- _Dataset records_

□ □ □ □ □

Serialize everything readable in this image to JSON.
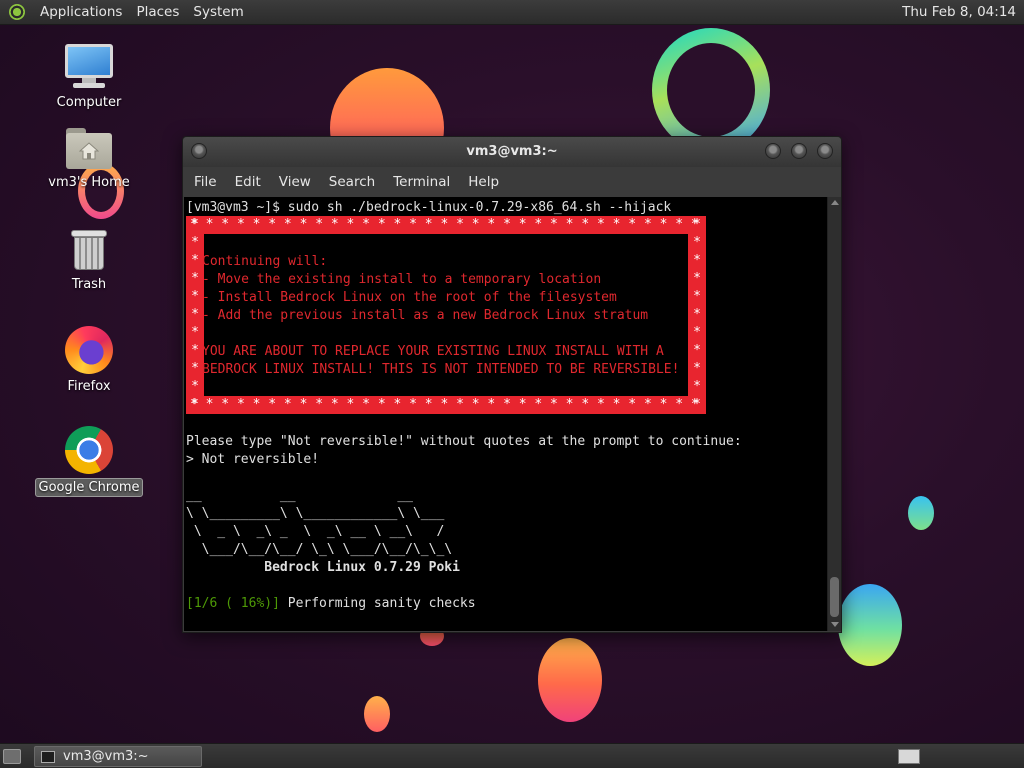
{
  "top_panel": {
    "menus": [
      "Applications",
      "Places",
      "System"
    ],
    "clock": "Thu Feb  8, 04:14"
  },
  "desktop_icons": [
    {
      "label": "Computer",
      "icon": "computer-icon"
    },
    {
      "label": "vm3's Home",
      "icon": "home-folder-icon"
    },
    {
      "label": "Trash",
      "icon": "trash-icon"
    },
    {
      "label": "Firefox",
      "icon": "firefox-icon"
    },
    {
      "label": "Google Chrome",
      "icon": "chrome-icon",
      "selected": true
    }
  ],
  "terminal": {
    "title": "vm3@vm3:~",
    "menu": [
      "File",
      "Edit",
      "View",
      "Search",
      "Terminal",
      "Help"
    ],
    "prompt_line": "[vm3@vm3 ~]$ sudo sh ./bedrock-linux-0.7.29-x86_64.sh --hijack",
    "warning": {
      "star_row": "* * * * * * * * * * * * * * * * * * * * * * * * * * * * * * * * *",
      "star_col": "*\n*\n*\n*\n*\n*\n*\n*\n*\n*\n*",
      "lines": [
        "Continuing will:",
        "- Move the existing install to a temporary location",
        "- Install Bedrock Linux on the root of the filesystem",
        "- Add the previous install as a new Bedrock Linux stratum",
        "YOU ARE ABOUT TO REPLACE YOUR EXISTING LINUX INSTALL WITH A",
        "BEDROCK LINUX INSTALL! THIS IS NOT INTENDED TO BE REVERSIBLE!"
      ],
      "color": "#e8252f"
    },
    "prompt_text": "Please type \"Not reversible!\" without quotes at the prompt to continue:",
    "prompt_answer": "> Not reversible!",
    "ascii_logo": [
      "__          __             __",
      "\\ \\_________\\ \\____________\\ \\___",
      " \\  _ \\  _\\ _  \\  _\\ __ \\ __\\   /",
      "  \\___/\\__/\\__/ \\_\\ \\___/\\__/\\_\\_\\"
    ],
    "version_line": "          Bedrock Linux 0.7.29 Poki",
    "progress_prefix": "[1/6 ( 16%)]",
    "progress_text": " Performing sanity checks"
  },
  "bottom_panel": {
    "taskbar_item": "vm3@vm3:~"
  }
}
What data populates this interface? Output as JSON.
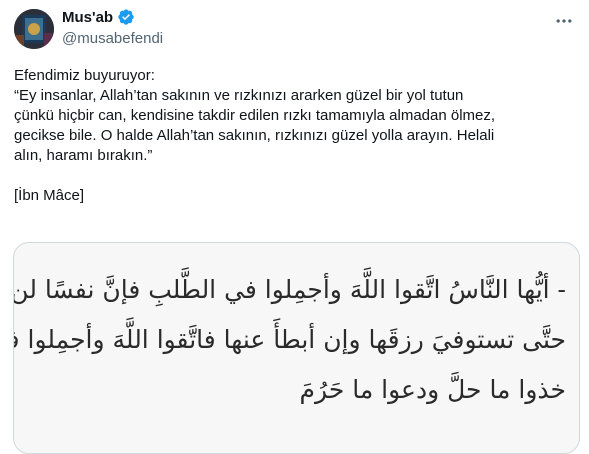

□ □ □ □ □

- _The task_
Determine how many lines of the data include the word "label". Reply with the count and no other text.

- _Exercise answer_
5